====== SUPPLIED INFORMATION

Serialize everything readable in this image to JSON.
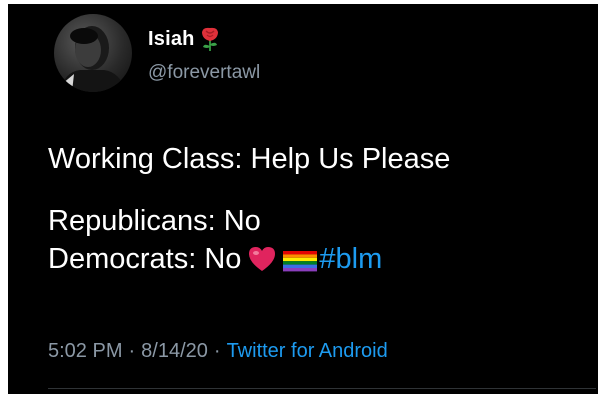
{
  "tweet": {
    "author": {
      "display_name": "Isiah",
      "name_emoji": "rose-icon",
      "handle": "@forevertawl",
      "avatar": "avatar-photo"
    },
    "text": {
      "line1": "Working Class: Help Us Please",
      "line2": "Republicans: No",
      "line3": "Democrats: No",
      "line3_emojis": [
        "red-heart-icon",
        "rainbow-flag-icon"
      ],
      "hashtag": "#blm"
    },
    "meta": {
      "time": "5:02 PM",
      "separator": "·",
      "date": "8/14/20",
      "source": "Twitter for Android"
    }
  },
  "colors": {
    "background": "#000000",
    "text": "#ffffff",
    "muted": "#8b98a5",
    "link": "#1d9bf0",
    "heart": "#e0245e"
  }
}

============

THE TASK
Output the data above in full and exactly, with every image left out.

RESULT BELOW
Serialize everything readable in this image to JSON.
{
  "tweet": {
    "author": {
      "display_name": "Isiah",
      "name_emoji": "rose-icon",
      "handle": "@forevertawl",
      "avatar": "avatar-photo"
    },
    "text": {
      "line1": "Working Class: Help Us Please",
      "line2": "Republicans: No",
      "line3": "Democrats: No",
      "line3_emojis": [
        "red-heart-icon",
        "rainbow-flag-icon"
      ],
      "hashtag": "#blm"
    },
    "meta": {
      "time": "5:02 PM",
      "separator": "·",
      "date": "8/14/20",
      "source": "Twitter for Android"
    }
  },
  "colors": {
    "background": "#000000",
    "text": "#ffffff",
    "muted": "#8b98a5",
    "link": "#1d9bf0",
    "heart": "#e0245e"
  }
}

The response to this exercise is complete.